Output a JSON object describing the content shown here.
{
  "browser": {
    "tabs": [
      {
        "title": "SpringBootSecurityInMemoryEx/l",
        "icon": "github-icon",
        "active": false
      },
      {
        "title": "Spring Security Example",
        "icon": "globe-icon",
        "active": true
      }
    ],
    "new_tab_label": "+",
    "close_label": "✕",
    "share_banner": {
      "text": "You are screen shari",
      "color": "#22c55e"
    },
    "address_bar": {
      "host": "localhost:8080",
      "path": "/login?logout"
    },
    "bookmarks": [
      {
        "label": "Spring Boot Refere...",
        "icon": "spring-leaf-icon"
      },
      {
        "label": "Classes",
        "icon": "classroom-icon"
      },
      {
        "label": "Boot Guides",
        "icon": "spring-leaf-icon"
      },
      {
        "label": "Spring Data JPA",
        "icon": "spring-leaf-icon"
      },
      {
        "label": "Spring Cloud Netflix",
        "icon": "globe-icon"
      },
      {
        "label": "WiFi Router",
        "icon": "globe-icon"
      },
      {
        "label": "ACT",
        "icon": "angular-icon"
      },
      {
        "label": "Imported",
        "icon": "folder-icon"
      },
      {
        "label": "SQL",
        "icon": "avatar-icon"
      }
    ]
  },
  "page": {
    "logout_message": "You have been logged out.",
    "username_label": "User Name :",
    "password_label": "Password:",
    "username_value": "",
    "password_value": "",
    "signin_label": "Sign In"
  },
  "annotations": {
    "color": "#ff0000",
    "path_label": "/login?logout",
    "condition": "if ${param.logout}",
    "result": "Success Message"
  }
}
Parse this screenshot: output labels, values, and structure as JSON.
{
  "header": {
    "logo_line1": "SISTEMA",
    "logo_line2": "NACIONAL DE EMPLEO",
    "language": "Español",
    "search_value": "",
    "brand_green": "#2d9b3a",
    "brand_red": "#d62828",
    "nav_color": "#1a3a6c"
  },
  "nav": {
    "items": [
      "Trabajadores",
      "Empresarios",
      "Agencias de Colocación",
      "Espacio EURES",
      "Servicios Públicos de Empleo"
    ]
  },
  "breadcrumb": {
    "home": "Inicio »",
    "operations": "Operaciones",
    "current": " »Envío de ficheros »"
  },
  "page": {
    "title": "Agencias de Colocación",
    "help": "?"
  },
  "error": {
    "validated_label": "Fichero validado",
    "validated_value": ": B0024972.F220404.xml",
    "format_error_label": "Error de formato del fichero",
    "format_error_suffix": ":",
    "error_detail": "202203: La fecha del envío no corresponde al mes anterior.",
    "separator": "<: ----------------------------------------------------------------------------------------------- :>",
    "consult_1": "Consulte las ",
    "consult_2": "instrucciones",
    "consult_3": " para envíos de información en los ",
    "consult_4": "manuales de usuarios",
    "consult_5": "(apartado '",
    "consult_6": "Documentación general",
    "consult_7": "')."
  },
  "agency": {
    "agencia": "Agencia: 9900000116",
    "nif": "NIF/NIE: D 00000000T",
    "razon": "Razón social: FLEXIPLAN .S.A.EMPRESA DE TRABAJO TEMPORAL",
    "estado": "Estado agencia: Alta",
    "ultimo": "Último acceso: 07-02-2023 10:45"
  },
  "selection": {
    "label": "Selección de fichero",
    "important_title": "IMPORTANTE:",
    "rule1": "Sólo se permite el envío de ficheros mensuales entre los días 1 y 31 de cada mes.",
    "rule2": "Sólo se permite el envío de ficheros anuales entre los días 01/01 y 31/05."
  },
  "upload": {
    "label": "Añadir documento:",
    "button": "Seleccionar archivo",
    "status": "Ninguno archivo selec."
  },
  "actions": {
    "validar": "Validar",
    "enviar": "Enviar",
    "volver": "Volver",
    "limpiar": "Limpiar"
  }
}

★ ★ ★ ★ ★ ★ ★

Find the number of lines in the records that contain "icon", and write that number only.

PROBLEM SOLUTION:
11